Theory of Indicator

Theory of Indicator | Theory of Acid Base Indicator

Theory of Indicator

Theory of Indicator

An indicator is used to determine the end-point in titrations. When two solutions are titrated, then the slight excess of one solution is revealed by the colour change in the solution. This stage is called end point. The acid-base indicators show a change of colour at a particular pH or we can say that an indicator has one colour in acid solution and another colour in alkaline solution. The colour change and the pH range of some common indicators are tabulated below-
IndicatorpH RangeAcidic MediumNeutral MediumAlkaline Medium
Litmus4.5 - 7.4Red-Blue
Methyl Orange3.1 - 4.5RedOrangeYellow
Phenolphthalein8.0 - 9.5ColorlessColorlessPink

Two main theories are being adopted to explain the behaviour of acid-base indicators.

Ostwald Theory

According to this theory, an indicator is considered as a weak electrolyte which give coloured ion under the influence of strong acid and/or strong base e.g. phenolphthalein (PhH), being a weak acid, ionises into H & Ph ions.
PhH      ⇌       Ph- + H+
Colourless (Pink)
In acidic solution, H+ concentration is high, hence the dissociation of PhH is practically nil due to which the solution remains colourless. In alkaline solution, OH- concentration is high which reacts with H+ to form feebly ionised H2O shifting the equilibrium towards right i.e. the formation of Ph- takes place quickly. Hence in alkaline solution, phenolphthalein appears pink.

The unionised methyl orange (MeOH) is yellow. Being a weak base, ion on ionisation. it gives red Me+ ion on ionization.
MeOH      ⇌     Me+  OH-
Yellow (Red)
In presence of alkali which increases OH- concentration, suppresses the ionisation of MeOH so that solution becomes yellow but when an acid is added in slight excess, the H+ ion of acid combines with the OH- of MeOH to form feebly ionised H2O. Under this condition, more and more MeOH ionises to form red Me+ ions in solution. Hence in acidic medium, methyl orange appears red.

Quinonoid Theory

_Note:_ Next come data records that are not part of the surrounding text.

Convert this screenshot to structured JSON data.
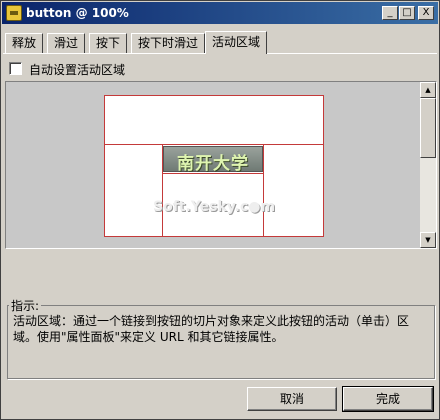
{
  "window": {
    "title": "button @ 100%"
  },
  "titlebar_buttons": {
    "minimize": "_",
    "maximize": "□",
    "close": "X"
  },
  "tabs": [
    {
      "label": "释放"
    },
    {
      "label": "滑过"
    },
    {
      "label": "按下"
    },
    {
      "label": "按下时滑过"
    },
    {
      "label": "活动区域",
      "active": true
    }
  ],
  "auto_area": {
    "label": "自动设置活动区域",
    "checked": false
  },
  "preview": {
    "button_text": "南开大学",
    "watermark": "Soft.Yesky.c●m"
  },
  "scroll": {
    "up": "▲",
    "down": "▼"
  },
  "hint": {
    "title": "指示:",
    "text": "活动区域：通过一个链接到按钮的切片对象来定义此按钮的活动（单击）区域。使用\"属性面板\"来定义 URL 和其它链接属性。"
  },
  "buttons": {
    "cancel": "取消",
    "ok": "完成"
  },
  "colors": {
    "title_bg": "#0a246a",
    "guide_line": "#c43a3a",
    "face": "#d4d0c8"
  }
}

An acid-base indicator exists in tautomeric forms one of which can exist only in acid medium while another only in alkaline medium. As the pH of such solution changes, the solution shows a change of colour due to intramolecular change from one form to another. The quinonoid form is generally more deep in colour than benzenoid form.
Quinonoid Theory of Indicators
The phenolphthalein is colorless in acidic solution(benzenoid) but shows a red color in alkaline solution(quinoid form)-
Quinonoid Theory of Indicators

Similarly the methyl orange has two tautomeric forms- red form in acidic solution and yellow form in alkaline solution.
Quinonoid Theory of Indicators

Limitations of Acid-Base Indicator

1. Weak acid vs. weak base can not be titrated with either methyl orange or phenolphthalein.
2. It does not actually indicate the acidic or alkaline solution but indicates particular pH range of the solution.
3. Colored solutions can not be titrated.
4. Much care is need near the end point.

Exercise Questions

1. What are indicators? Discuss the theory of indicators.

2. Describe Ostwald's theory of acid-base indicators.

3. How does Ostwald's theory explain the colour change of:
a. Phenolphthalein
b. Methyl orange in acid-base titrations?

4. Explain quinonoid theory of indicators.

5. Write the limitations of Acid-Base Indicator.